═══ RECORDS FOR THIS TASK

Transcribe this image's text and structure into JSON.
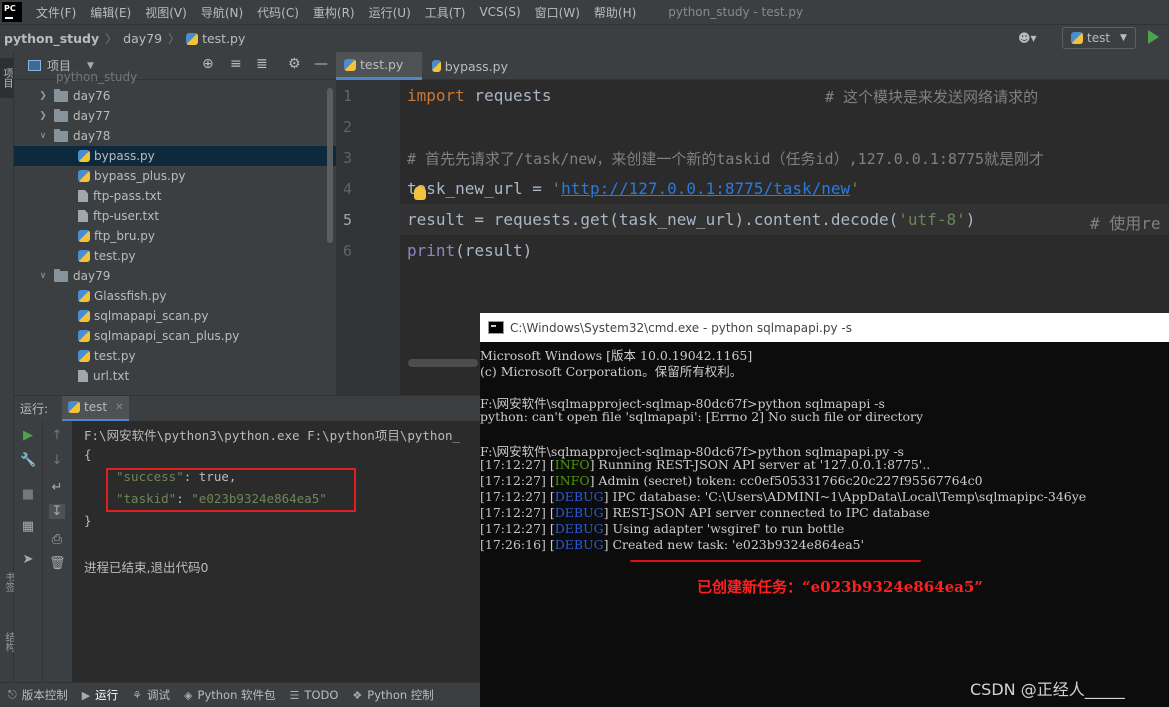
{
  "menubar": {
    "logo": "PC",
    "items": [
      "文件(F)",
      "编辑(E)",
      "视图(V)",
      "导航(N)",
      "代码(C)",
      "重构(R)",
      "运行(U)",
      "工具(T)",
      "VCS(S)",
      "窗口(W)",
      "帮助(H)"
    ],
    "window_title": "python_study - test.py"
  },
  "navbar": {
    "breadcrumbs": [
      "python_study",
      "day79",
      "test.py"
    ],
    "run_config": "test"
  },
  "left_strip": {
    "project_label": "项目",
    "bookmarks_label": "书签",
    "structure_label": "结构"
  },
  "project_panel": {
    "label": "项目",
    "root_partial": "python_study",
    "tree": [
      {
        "label": "day76",
        "type": "folder",
        "expanded": false
      },
      {
        "label": "day77",
        "type": "folder",
        "expanded": false
      },
      {
        "label": "day78",
        "type": "folder",
        "expanded": true
      },
      {
        "label": "bypass.py",
        "type": "py",
        "selected": true
      },
      {
        "label": "bypass_plus.py",
        "type": "py"
      },
      {
        "label": "ftp-pass.txt",
        "type": "txt"
      },
      {
        "label": "ftp-user.txt",
        "type": "txt"
      },
      {
        "label": "ftp_bru.py",
        "type": "py"
      },
      {
        "label": "test.py",
        "type": "py"
      },
      {
        "label": "day79",
        "type": "folder",
        "expanded": true
      },
      {
        "label": "Glassfish.py",
        "type": "py"
      },
      {
        "label": "sqlmapapi_scan.py",
        "type": "py"
      },
      {
        "label": "sqlmapapi_scan_plus.py",
        "type": "py"
      },
      {
        "label": "test.py",
        "type": "py"
      },
      {
        "label": "url.txt",
        "type": "txt"
      }
    ]
  },
  "editor": {
    "tabs": [
      "test.py",
      "bypass.py"
    ],
    "line_numbers": [
      "1",
      "2",
      "3",
      "4",
      "5",
      "6"
    ],
    "code": {
      "l1_kw": "import",
      "l1_mod": " requests",
      "l1_comment": "# 这个模块是来发送网络请求的",
      "l3_comment": "# 首先先请求了/task/new，来创建一个新的taskid（任务id）,127.0.0.1:8775就是刚才",
      "l4_var": "task_new_url = ",
      "l4_q1": "'",
      "l4_url": "http://127.0.0.1:8775/task/new",
      "l4_q2": "'",
      "l5_code": "result = requests.get(task_new_url).content.decode(",
      "l5_str": "'utf-8'",
      "l5_close": ")",
      "l5_comment": "# 使用re",
      "l6_fn": "print",
      "l6_args": "(result)"
    }
  },
  "run_panel": {
    "label": "运行:",
    "tab": "test",
    "command": "F:\\网安软件\\python3\\python.exe F:\\python项目\\python_",
    "open_brace": "{",
    "success_key": "\"success\"",
    "success_val": ": true,",
    "taskid_key": "\"taskid\"",
    "taskid_sep": ": ",
    "taskid_val": "\"e023b9324e864ea5\"",
    "close_brace": "}",
    "finished": "进程已结束,退出代码0"
  },
  "statusbar": {
    "items": [
      "版本控制",
      "运行",
      "调试",
      "Python 软件包",
      "TODO",
      "Python 控制"
    ]
  },
  "cmd": {
    "title": "C:\\Windows\\System32\\cmd.exe - python  sqlmapapi.py -s",
    "header1": "Microsoft Windows [版本 10.0.19042.1165]",
    "header2": "(c) Microsoft Corporation。保留所有权利。",
    "prompt1": "F:\\网安软件\\sqlmapproject-sqlmap-80dc67f>python sqlmapapi -s",
    "error1": "python: can't open file 'sqlmapapi': [Errno 2] No such file or directory",
    "prompt2": "F:\\网安软件\\sqlmapproject-sqlmap-80dc67f>python sqlmapapi.py -s",
    "logs": [
      {
        "time": "[17:12:27]",
        "level": "INFO",
        "msg": "Running REST-JSON API server at '127.0.0.1:8775'.."
      },
      {
        "time": "[17:12:27]",
        "level": "INFO",
        "msg": "Admin (secret) token: cc0ef505331766c20c227f95567764c0"
      },
      {
        "time": "[17:12:27]",
        "level": "DEBUG",
        "msg": "IPC database: 'C:\\Users\\ADMINI~1\\AppData\\Local\\Temp\\sqlmapipc-346ye"
      },
      {
        "time": "[17:12:27]",
        "level": "DEBUG",
        "msg": "REST-JSON API server connected to IPC database"
      },
      {
        "time": "[17:12:27]",
        "level": "DEBUG",
        "msg": "Using adapter 'wsgiref' to run bottle"
      },
      {
        "time": "[17:26:16]",
        "level": "DEBUG",
        "msg": "Created new task: 'e023b9324e864ea5'"
      }
    ],
    "annotation": "已创建新任务：“e023b9324e864ea5”"
  },
  "watermark": "CSDN @正经人_____",
  "colors": {
    "accent": "#4a88c7",
    "highlight_red": "#e02020",
    "run_green": "#4ea24e"
  }
}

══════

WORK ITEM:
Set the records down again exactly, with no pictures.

FINISHED EXERCISE:
Transcribe this image's text and structure into JSON.
{
  "menubar": {
    "logo": "PC",
    "items": [
      "文件(F)",
      "编辑(E)",
      "视图(V)",
      "导航(N)",
      "代码(C)",
      "重构(R)",
      "运行(U)",
      "工具(T)",
      "VCS(S)",
      "窗口(W)",
      "帮助(H)"
    ],
    "window_title": "python_study - test.py"
  },
  "navbar": {
    "breadcrumbs": [
      "python_study",
      "day79",
      "test.py"
    ],
    "run_config": "test"
  },
  "left_strip": {
    "project_label": "项目",
    "bookmarks_label": "书签",
    "structure_label": "结构"
  },
  "project_panel": {
    "label": "项目",
    "root_partial": "python_study",
    "tree": [
      {
        "label": "day76",
        "type": "folder",
        "expanded": false
      },
      {
        "label": "day77",
        "type": "folder",
        "expanded": false
      },
      {
        "label": "day78",
        "type": "folder",
        "expanded": true
      },
      {
        "label": "bypass.py",
        "type": "py",
        "selected": true
      },
      {
        "label": "bypass_plus.py",
        "type": "py"
      },
      {
        "label": "ftp-pass.txt",
        "type": "txt"
      },
      {
        "label": "ftp-user.txt",
        "type": "txt"
      },
      {
        "label": "ftp_bru.py",
        "type": "py"
      },
      {
        "label": "test.py",
        "type": "py"
      },
      {
        "label": "day79",
        "type": "folder",
        "expanded": true
      },
      {
        "label": "Glassfish.py",
        "type": "py"
      },
      {
        "label": "sqlmapapi_scan.py",
        "type": "py"
      },
      {
        "label": "sqlmapapi_scan_plus.py",
        "type": "py"
      },
      {
        "label": "test.py",
        "type": "py"
      },
      {
        "label": "url.txt",
        "type": "txt"
      }
    ]
  },
  "editor": {
    "tabs": [
      "test.py",
      "bypass.py"
    ],
    "line_numbers": [
      "1",
      "2",
      "3",
      "4",
      "5",
      "6"
    ],
    "code": {
      "l1_kw": "import",
      "l1_mod": " requests",
      "l1_comment": "# 这个模块是来发送网络请求的",
      "l3_comment": "# 首先先请求了/task/new，来创建一个新的taskid（任务id）,127.0.0.1:8775就是刚才",
      "l4_var": "task_new_url = ",
      "l4_q1": "'",
      "l4_url": "http://127.0.0.1:8775/task/new",
      "l4_q2": "'",
      "l5_code": "result = requests.get(task_new_url).content.decode(",
      "l5_str": "'utf-8'",
      "l5_close": ")",
      "l5_comment": "# 使用re",
      "l6_fn": "print",
      "l6_args": "(result)"
    }
  },
  "run_panel": {
    "label": "运行:",
    "tab": "test",
    "command": "F:\\网安软件\\python3\\python.exe F:\\python项目\\python_",
    "open_brace": "{",
    "success_key": "\"success\"",
    "success_val": ": true,",
    "taskid_key": "\"taskid\"",
    "taskid_sep": ": ",
    "taskid_val": "\"e023b9324e864ea5\"",
    "close_brace": "}",
    "finished": "进程已结束,退出代码0"
  },
  "statusbar": {
    "items": [
      "版本控制",
      "运行",
      "调试",
      "Python 软件包",
      "TODO",
      "Python 控制"
    ]
  },
  "cmd": {
    "title": "C:\\Windows\\System32\\cmd.exe - python  sqlmapapi.py -s",
    "header1": "Microsoft Windows [版本 10.0.19042.1165]",
    "header2": "(c) Microsoft Corporation。保留所有权利。",
    "prompt1": "F:\\网安软件\\sqlmapproject-sqlmap-80dc67f>python sqlmapapi -s",
    "error1": "python: can't open file 'sqlmapapi': [Errno 2] No such file or directory",
    "prompt2": "F:\\网安软件\\sqlmapproject-sqlmap-80dc67f>python sqlmapapi.py -s",
    "logs": [
      {
        "time": "[17:12:27]",
        "level": "INFO",
        "msg": "Running REST-JSON API server at '127.0.0.1:8775'.."
      },
      {
        "time": "[17:12:27]",
        "level": "INFO",
        "msg": "Admin (secret) token: cc0ef505331766c20c227f95567764c0"
      },
      {
        "time": "[17:12:27]",
        "level": "DEBUG",
        "msg": "IPC database: 'C:\\Users\\ADMINI~1\\AppData\\Local\\Temp\\sqlmapipc-346ye"
      },
      {
        "time": "[17:12:27]",
        "level": "DEBUG",
        "msg": "REST-JSON API server connected to IPC database"
      },
      {
        "time": "[17:12:27]",
        "level": "DEBUG",
        "msg": "Using adapter 'wsgiref' to run bottle"
      },
      {
        "time": "[17:26:16]",
        "level": "DEBUG",
        "msg": "Created new task: 'e023b9324e864ea5'"
      }
    ],
    "annotation": "已创建新任务：“e023b9324e864ea5”"
  },
  "watermark": "CSDN @正经人_____",
  "colors": {
    "accent": "#4a88c7",
    "highlight_red": "#e02020",
    "run_green": "#4ea24e"
  }
}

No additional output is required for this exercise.